Entries from a dataset of interfaces:
####################
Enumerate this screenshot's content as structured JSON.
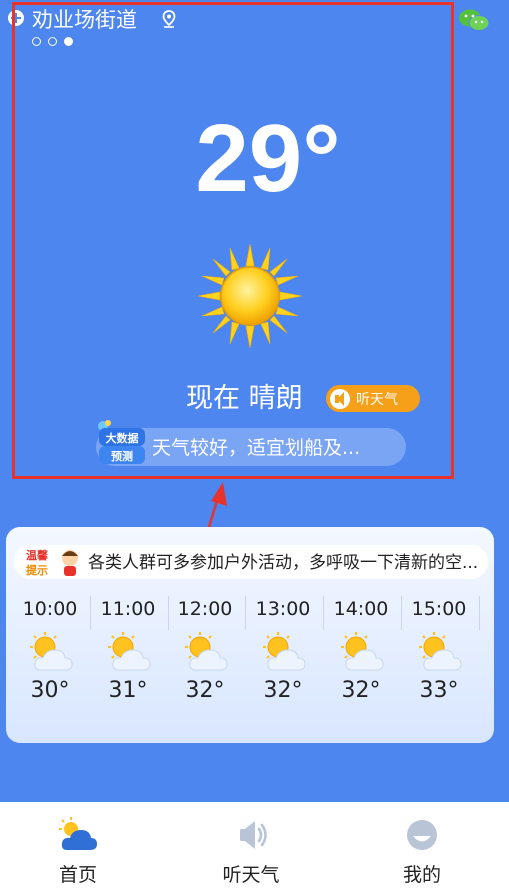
{
  "header": {
    "city": "劝业场街道",
    "page_dots": [
      false,
      false,
      true
    ]
  },
  "current": {
    "temperature": "29°",
    "status_text": "现在 晴朗",
    "listen_label": "听天气",
    "bigdata_badge": [
      "大数据",
      "预测"
    ],
    "tip": "天气较好，适宜划船及..."
  },
  "hourly_card": {
    "warm_badge": [
      "温馨",
      "提示"
    ],
    "notice": "各类人群可多参加户外活动，多呼吸一下清新的空...",
    "hours": [
      {
        "time": "10:00",
        "icon": "sun-cloud-icon",
        "temp": "30°"
      },
      {
        "time": "11:00",
        "icon": "sun-cloud-icon",
        "temp": "31°"
      },
      {
        "time": "12:00",
        "icon": "sun-cloud-icon",
        "temp": "32°"
      },
      {
        "time": "13:00",
        "icon": "sun-cloud-icon",
        "temp": "32°"
      },
      {
        "time": "14:00",
        "icon": "sun-cloud-icon",
        "temp": "32°"
      },
      {
        "time": "15:00",
        "icon": "sun-cloud-icon",
        "temp": "33°"
      }
    ]
  },
  "tabbar": {
    "tabs": [
      {
        "label": "首页",
        "icon": "home-weather-icon",
        "active": true
      },
      {
        "label": "听天气",
        "icon": "speaker-icon",
        "active": false
      },
      {
        "label": "我的",
        "icon": "profile-icon",
        "active": false
      }
    ]
  },
  "colors": {
    "background": "#4e86f0",
    "accent_orange": "#f6a01a",
    "highlight_frame": "#e8322c"
  }
}
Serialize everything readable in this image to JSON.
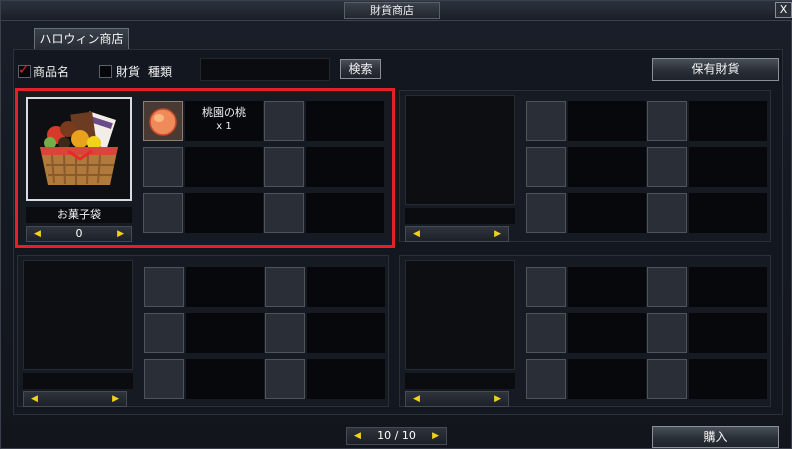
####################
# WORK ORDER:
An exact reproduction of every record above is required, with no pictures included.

# RESPONSE BELOW:
Enumerate this screenshot's content as structured JSON.
{
  "header": {
    "city": "劝业场街道",
    "page_dots": [
      false,
      false,
      true
    ]
  },
  "current": {
    "temperature": "29°",
    "status_text": "现在 晴朗",
    "listen_label": "听天气",
    "bigdata_badge": [
      "大数据",
      "预测"
    ],
    "tip": "天气较好，适宜划船及..."
  },
  "hourly_card": {
    "warm_badge": [
      "温馨",
      "提示"
    ],
    "notice": "各类人群可多参加户外活动，多呼吸一下清新的空...",
    "hours": [
      {
        "time": "10:00",
        "icon": "sun-cloud-icon",
        "temp": "30°"
      },
      {
        "time": "11:00",
        "icon": "sun-cloud-icon",
        "temp": "31°"
      },
      {
        "time": "12:00",
        "icon": "sun-cloud-icon",
        "temp": "32°"
      },
      {
        "time": "13:00",
        "icon": "sun-cloud-icon",
        "temp": "32°"
      },
      {
        "time": "14:00",
        "icon": "sun-cloud-icon",
        "temp": "32°"
      },
      {
        "time": "15:00",
        "icon": "sun-cloud-icon",
        "temp": "33°"
      }
    ]
  },
  "tabbar": {
    "tabs": [
      {
        "label": "首页",
        "icon": "home-weather-icon",
        "active": true
      },
      {
        "label": "听天气",
        "icon": "speaker-icon",
        "active": false
      },
      {
        "label": "我的",
        "icon": "profile-icon",
        "active": false
      }
    ]
  },
  "colors": {
    "background": "#4e86f0",
    "accent_orange": "#f6a01a",
    "highlight_frame": "#e8322c"
  }
}
Serialize everything readable in this image to JSON.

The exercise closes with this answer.